None of this is intended to imply that Hai isn’t dedicated to the game or that clearlove has no empathy, but that finding the right player that makes a team click isn’t always about shotcalling. Different players have different leadership styles, and by most accounts, Hai’s and clearlove’s are very dissimilar.
Perhaps among Chinese players, Chen “pyl” Bo of LGD Gaming has a leadership style more like Hai’s. At the World Championship, pyl explained that he thought his leadership style was less to scold players and more to make them feel comfortable and be like brothers on whom they could rely. Prior to the new season, pyl said, “I think I'm the type of person that is easy to talk to, so it's easy for the new players to feel close.”

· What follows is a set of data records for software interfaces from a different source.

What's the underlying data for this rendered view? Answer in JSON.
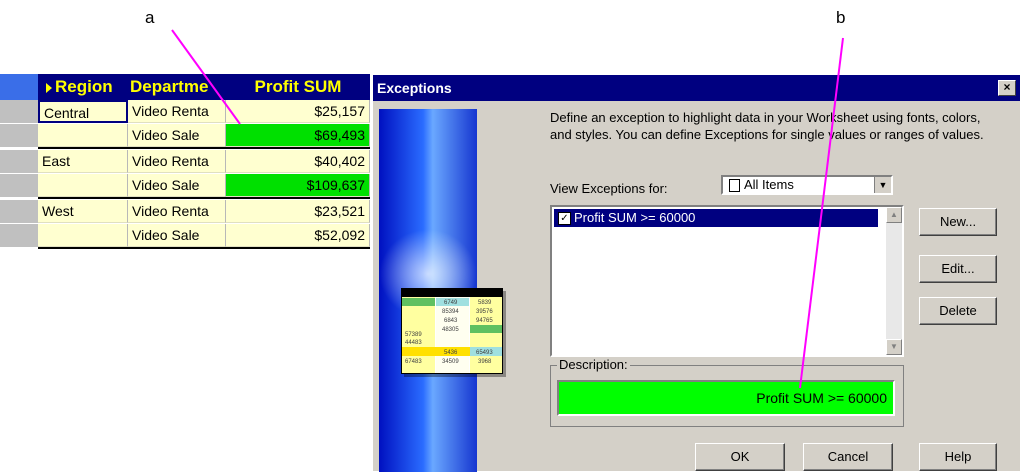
{
  "callouts": {
    "a": "a",
    "b": "b"
  },
  "colors": {
    "accent": "#000080",
    "highlight": "#00ff00",
    "header_text": "#ffff00",
    "cell_bg": "#ffffd0",
    "callout_line": "#ff00ff"
  },
  "worksheet": {
    "headers": {
      "region": "Region",
      "department": "Departme",
      "profit": "Profit SUM"
    },
    "rows": [
      {
        "region": "Central",
        "department": "Video Renta",
        "profit": "$25,157",
        "highlighted": false
      },
      {
        "region": "",
        "department": "Video Sale",
        "profit": "$69,493",
        "highlighted": true
      },
      {
        "region": "East",
        "department": "Video Renta",
        "profit": "$40,402",
        "highlighted": false
      },
      {
        "region": "",
        "department": "Video Sale",
        "profit": "$109,637",
        "highlighted": true
      },
      {
        "region": "West",
        "department": "Video Renta",
        "profit": "$23,521",
        "highlighted": false
      },
      {
        "region": "",
        "department": "Video Sale",
        "profit": "$52,092",
        "highlighted": false
      }
    ]
  },
  "dialog": {
    "title": "Exceptions",
    "close_label": "×",
    "description_line1": "Define an exception to highlight data in your Worksheet using fonts, colors,",
    "description_line2": "and styles. You can define Exceptions for single values or ranges of values.",
    "view_label": "View Exceptions for:",
    "view_value": "All Items",
    "exceptions": [
      {
        "label": "Profit SUM  >= 60000",
        "checked": true
      }
    ],
    "description_group_label": "Description:",
    "description_value": "Profit SUM  >= 60000",
    "buttons": {
      "new": "New...",
      "edit": "Edit...",
      "delete": "Delete",
      "ok": "OK",
      "cancel": "Cancel",
      "help": "Help"
    },
    "illustration": {
      "col1": [
        "",
        "",
        "",
        "57389",
        "44483",
        "",
        "67483"
      ],
      "col2": [
        "6749",
        "85394",
        "6843",
        "48305",
        "",
        "5436",
        "34509"
      ],
      "col3": [
        "5839",
        "39576",
        "94765",
        "",
        "",
        "65493",
        "3968"
      ]
    }
  }
}
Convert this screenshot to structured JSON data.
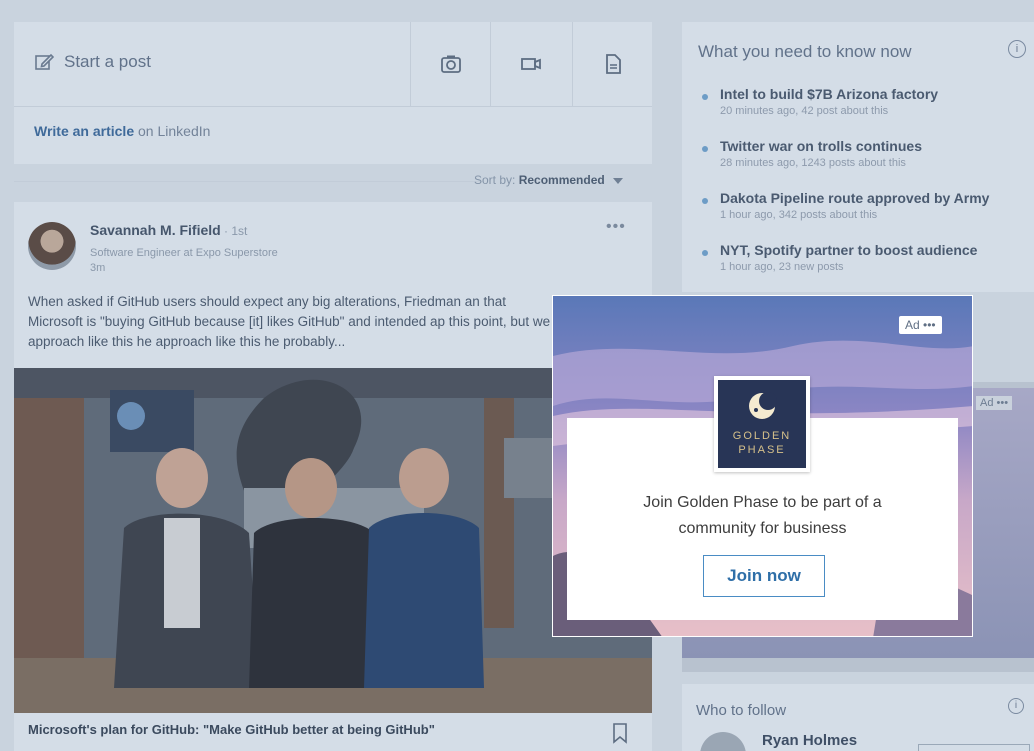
{
  "composer": {
    "start_post": "Start a post",
    "write_article_link": "Write an article",
    "write_article_rest": " on LinkedIn"
  },
  "feed": {
    "sort_label": "Sort by: ",
    "sort_value": "Recommended"
  },
  "post": {
    "author": "Savannah M. Fifield",
    "degree": " · 1st",
    "headline": "Software Engineer at Expo Superstore",
    "time": "3m",
    "more": "•••",
    "text": "When asked if GitHub users should expect any big alterations, Friedman an that Microsoft is \"buying GitHub because [it] likes GitHub\" and intended ap this point, but we approach like this he approach like this he probably...",
    "caption": "Microsoft's plan for GitHub: \"Make GitHub better at being GitHub\""
  },
  "news": {
    "title": "What you need to know now",
    "info": "i",
    "items": [
      {
        "headline": "Intel to build $7B Arizona factory",
        "meta": "20 minutes ago, 42 post about this"
      },
      {
        "headline": "Twitter war on trolls continues",
        "meta": "28 minutes ago, 1243 posts about this"
      },
      {
        "headline": "Dakota Pipeline route approved by Army",
        "meta": "1 hour ago, 342 posts about this"
      },
      {
        "headline": "NYT, Spotify partner to boost audience",
        "meta": "1 hour ago, 23 new posts"
      }
    ]
  },
  "side_ad": {
    "label": "Ad •••"
  },
  "follow": {
    "title": "Who to follow",
    "info": "i",
    "name": "Ryan Holmes"
  },
  "ad": {
    "badge": "Ad •••",
    "brand_line1": "GOLDEN",
    "brand_line2": "PHASE",
    "text": "Join Golden Phase to be part of a community for business",
    "cta": "Join now"
  },
  "colors": {
    "accent": "#2f6fa8",
    "overlay": "#c9d3de",
    "logo_bg": "#283556",
    "logo_gold": "#d5c08a"
  }
}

While LGD’s recent performances don’t make pyl look like a Hai-type player, his absence from the team for the first week of the LPL summer last year, and his return in Week 2 had an impact on LGD Gaming’s decisiveness and strategic approach similar to what Hai’s return did for Cloud9. The team began to play together, with better control of side waves.
LGD’s recent form has a lot in common with LGD during Week 1 of the LPL Summer 2015 when pyl was out recovering from jaw surgery. This points to differences in pyl’s own confidence or his leadership style in relation to Hai’s that isn’t so easily repaired.
Communication and leadership styles in League of Legends are difficult to understand and analyze with an outsider’s perspective, which is part of why so many spectators look for simple explanations for characterizing the impact players like Hai and clearlove can have on an entire team's performance. It’s easy to equate the Hai and clearlove effects when the results are the same, but it’s also possible that, language differences aside, one can’t swap clearlove and Hai so easily. A player like clearlove may have more in common with Meteos and be disastrous for Cloud9, while a player like Hai might fail to inspire the necessary confidence in EDG’s players.
Either way, it’s clear that players like Hai and clearlove are invaluable for the qualities they bring to their respective teams — and if the organizations that signed them dictate the future, retirement or bringing up fireloli may become impossible dreams.
Kelsey Moser is a staff writer for theScore eSports. You can follow her on Twitter.